I’ve personally always found running a game of D&D to be similar to scripting a comic book. You come up with a story, and then hand it over—either to your artist or to your players—and they then turn it on its head and make it into something you’d never have imagined when you started. As either a writer or a DM, you can either be frustrated by that, or you can embrace it for all of its quirky wondrousness. By contrast, I’ve always found writing prose to be a comparatively lonely and difficult process, which is a big part of why this particular story exists as a set of short stories, most of which were targeted at my kids. They were—and are—an integral part of my process, both because they’re usually my target audience and because they interjected so much energy into the story itself because of the crazy ideas that they brought to the performance of their characters.
One final word, on content:
Most of these stories are new, and as I just finished telling you, I wrote most of them for my kids. A few, however, are from back when my friend Jerry Bonner and I used to run a (very) small press comic company called Proletariat Comics, LLC. Those older stories have a slightly different, slightly more adult tone. They’re grittier and there’s some content that’s not just appropriate for kids, especially in “The Tower of Al-Kafiri.”
The “Sneax and Elaina Emboo” stories are all rated PG. They make up the vast majority this book.
“The Legend of Tolandias” and “The Caravan” are both PG-13. They contain some sexual situations, particularly “The Caravan.” It’s nothing that you wouldn’t find in one of the Twilight novels, but still… After spending two pages talking about how I wrote most of this for my kids, a little warning is probably in order. These two stories could still be considered “Young Adult” if you ask me, i.e. not Harry Potter but also not inappropriate for teenagers in the modern world, but I’m a parent, too, and this is the kind of warning that I would want before I let my kids read this book.
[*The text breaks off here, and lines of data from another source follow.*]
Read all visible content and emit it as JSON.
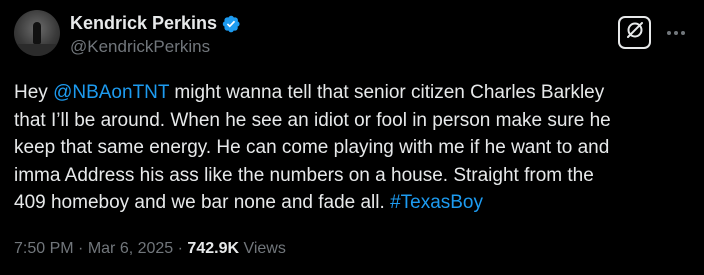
{
  "author": {
    "display_name": "Kendrick Perkins",
    "handle": "@KendrickPerkins",
    "verified": true
  },
  "tweet": {
    "lines": [
      {
        "pre": "Hey ",
        "mention": "@NBAonTNT",
        "post": " might wanna tell that senior citizen Charles Barkley"
      },
      {
        "text": "that I’ll be around. When he see an idiot or fool in person make sure he"
      },
      {
        "text": "keep that same energy. He can come playing with me if he want to and"
      },
      {
        "text": "imma Address his ass like the numbers on a house. Straight from the"
      },
      {
        "pre": "409 homeboy and we bar none and fade all. ",
        "hashtag": "#TexasBoy"
      }
    ]
  },
  "meta": {
    "time": "7:50 PM",
    "sep1": " · ",
    "date": "Mar 6, 2025",
    "sep2": " · ",
    "views_count": "742.9K",
    "views_label": " Views"
  },
  "icons": {
    "verified": "verified-badge-icon",
    "grok": "grok-icon",
    "more": "more-dots-icon"
  },
  "colors": {
    "background": "#000000",
    "text": "#e7e9ea",
    "secondary": "#71767b",
    "link": "#1d9bf0"
  }
}
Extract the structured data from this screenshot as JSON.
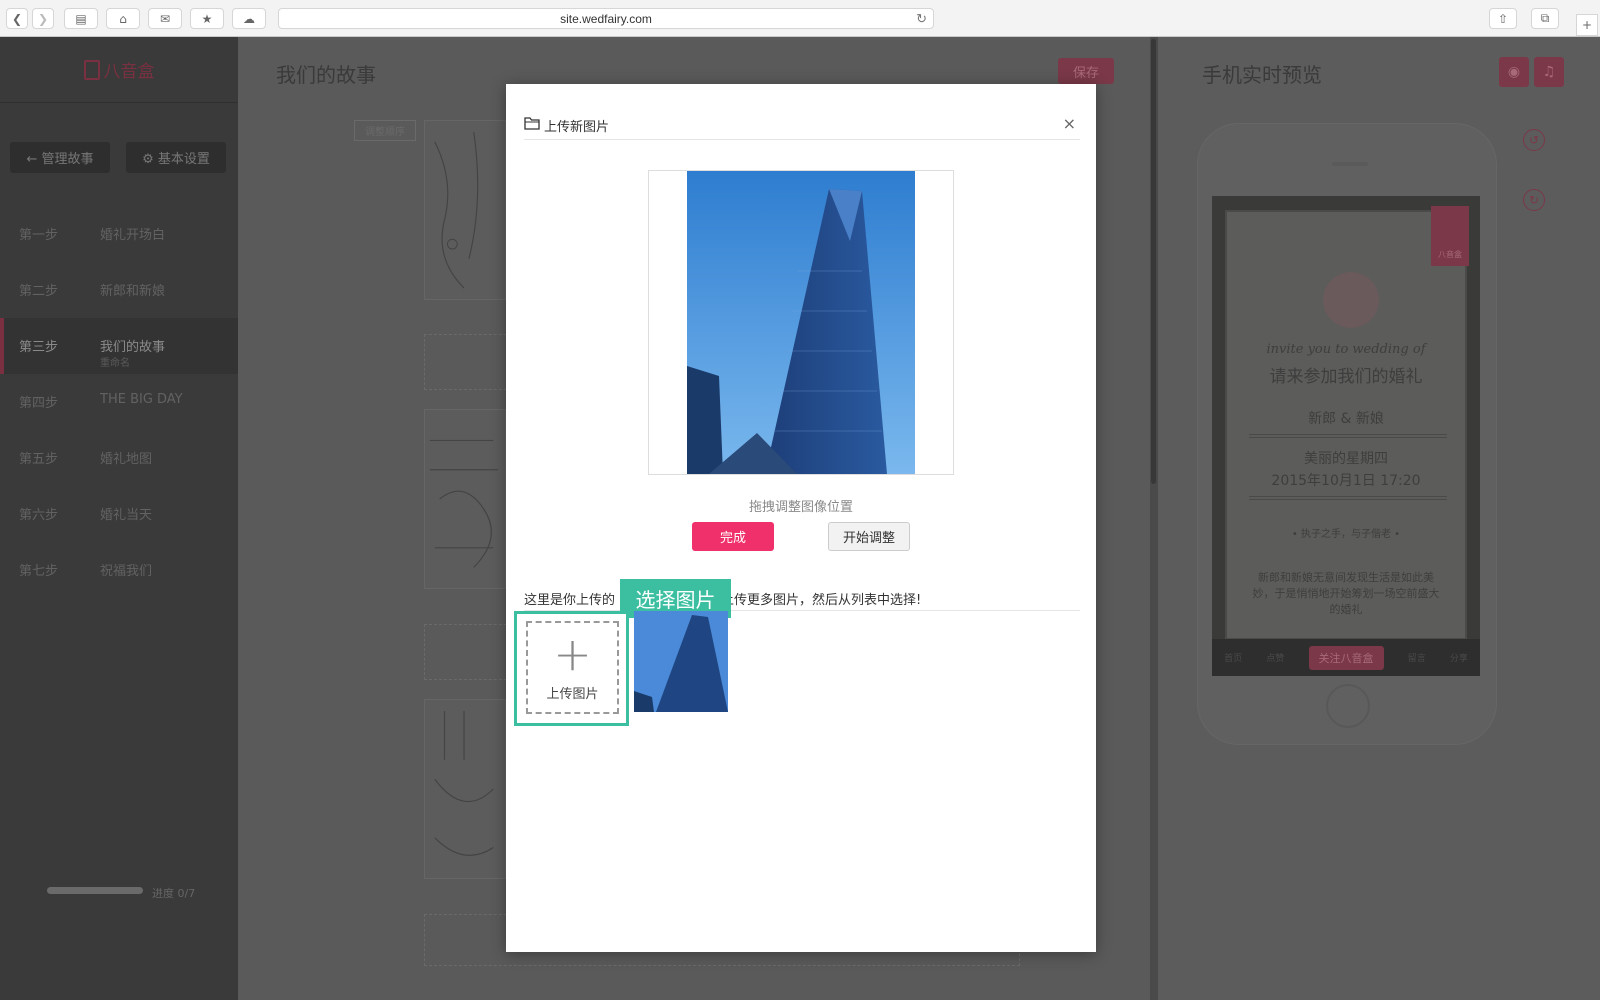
{
  "browser": {
    "url": "site.wedfairy.com"
  },
  "sidebar": {
    "brand": "八音盒",
    "manage_btn": "← 管理故事",
    "settings_btn": "⚙ 基本设置",
    "steps": [
      {
        "num": "第一步",
        "title": "婚礼开场白"
      },
      {
        "num": "第二步",
        "title": "新郎和新娘"
      },
      {
        "num": "第三步",
        "title": "我们的故事",
        "sub": "重命名"
      },
      {
        "num": "第四步",
        "title": "THE BIG DAY"
      },
      {
        "num": "第五步",
        "title": "婚礼地图"
      },
      {
        "num": "第六步",
        "title": "婚礼当天"
      },
      {
        "num": "第七步",
        "title": "祝福我们"
      }
    ],
    "progress_label": "进度 0/7"
  },
  "editor": {
    "title": "我们的故事",
    "save_label": "保存",
    "reorder_label": "调整顺序",
    "add_label": "+"
  },
  "preview": {
    "title": "手机实时预览",
    "card": {
      "brand": "八音盒",
      "script_en": "invite you to wedding of",
      "script_cn": "请来参加我们的婚礼",
      "couple": "新郎 & 新娘",
      "day": "美丽的星期四",
      "datetime": "2015年10月1日 17:20",
      "quote": "• 执子之手，与子偕老 •",
      "body": "新郎和新娘无意间发现生活是如此美妙，于是悄悄地开始筹划一场空前盛大的婚礼"
    },
    "tabbar": {
      "home": "首页",
      "like": "点赞",
      "follow": "关注八音盒",
      "comment": "留言",
      "share": "分享"
    }
  },
  "modal": {
    "title": "上传新图片",
    "close": "×",
    "hint": "拖拽调整图像位置",
    "done_label": "完成",
    "adjust_label": "开始调整",
    "list_text_a": "这里是你上传的",
    "list_text_b": "上传更多图片，然后从列表中选择!",
    "tooltip": "选择图片",
    "upload_label": "上传图片",
    "upload_plus": "+"
  },
  "colors": {
    "accent": "#f0306a",
    "teal": "#3bbfa0",
    "overlay": "#555555"
  },
  "icons": [
    "back-icon",
    "forward-icon",
    "sidebar-icon",
    "home-icon",
    "mail-icon",
    "bookmark-icon",
    "cloud-icon",
    "reload-icon",
    "share-icon",
    "tabs-icon",
    "folder-icon",
    "close-icon",
    "plus-icon",
    "palette-icon",
    "music-icon"
  ]
}
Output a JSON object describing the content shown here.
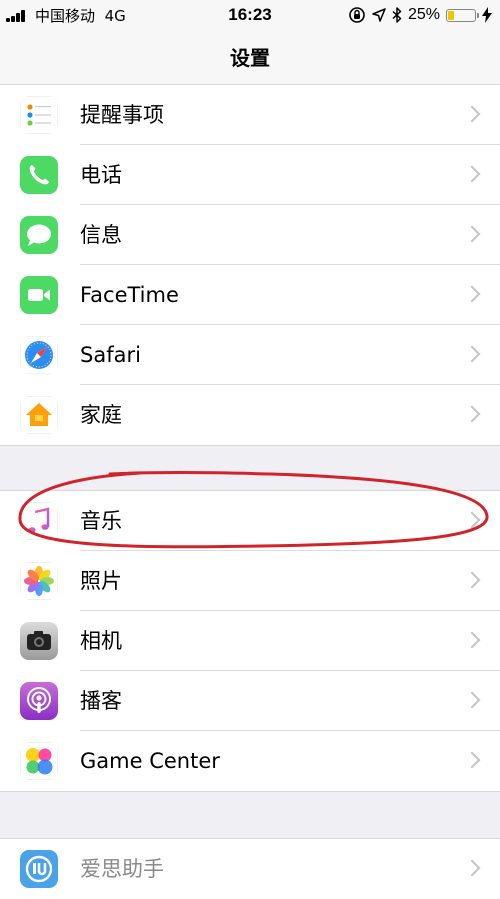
{
  "status_bar": {
    "carrier": "中国移动",
    "network": "4G",
    "time": "16:23",
    "battery": "25%",
    "battery_level": 0.25,
    "icons": [
      "signal-icon",
      "orientation-lock-icon",
      "location-icon",
      "bluetooth-icon",
      "battery-icon",
      "charging-icon"
    ]
  },
  "nav": {
    "title": "设置"
  },
  "groups": [
    {
      "items": [
        {
          "label": "提醒事项",
          "icon": "reminders-icon"
        },
        {
          "label": "电话",
          "icon": "phone-icon"
        },
        {
          "label": "信息",
          "icon": "messages-icon"
        },
        {
          "label": "FaceTime",
          "icon": "facetime-icon"
        },
        {
          "label": "Safari",
          "icon": "safari-icon"
        },
        {
          "label": "家庭",
          "icon": "home-icon"
        }
      ]
    },
    {
      "items": [
        {
          "label": "音乐",
          "icon": "music-icon"
        },
        {
          "label": "照片",
          "icon": "photos-icon"
        },
        {
          "label": "相机",
          "icon": "camera-icon"
        },
        {
          "label": "播客",
          "icon": "podcasts-icon"
        },
        {
          "label": "Game Center",
          "icon": "game-center-icon"
        }
      ]
    },
    {
      "items": [
        {
          "label": "爱思助手",
          "icon": "aisi-icon"
        }
      ]
    }
  ],
  "colors": {
    "annotation": "#d2232a",
    "battery_fill": "#f5c400",
    "chevron": "#c4c4c8",
    "background": "#efeff4"
  }
}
“The Tower of Al-Kafiri” is a hard R. There’s tons of filthy stuff in there—sex, language, drinking, extortion, murder, you name it. If you let your kids read that, don’t blame it on me. I’m personally planning to put out a version of this book without “The Tower” (and with a very minor re-write to the “The Caravan”) specifically for the YA market, but that’s just because I want people to be able to share this thing with their kids the way that I have. That said, I like “The Tower of Al-Kafiri,” and I think that it does the best job of showing the city of Wanderhaven out of any of the stories here. I just know that I would never let my kids read it, which is why I’m telling you that you probably shouldn’t give it to your kids, either.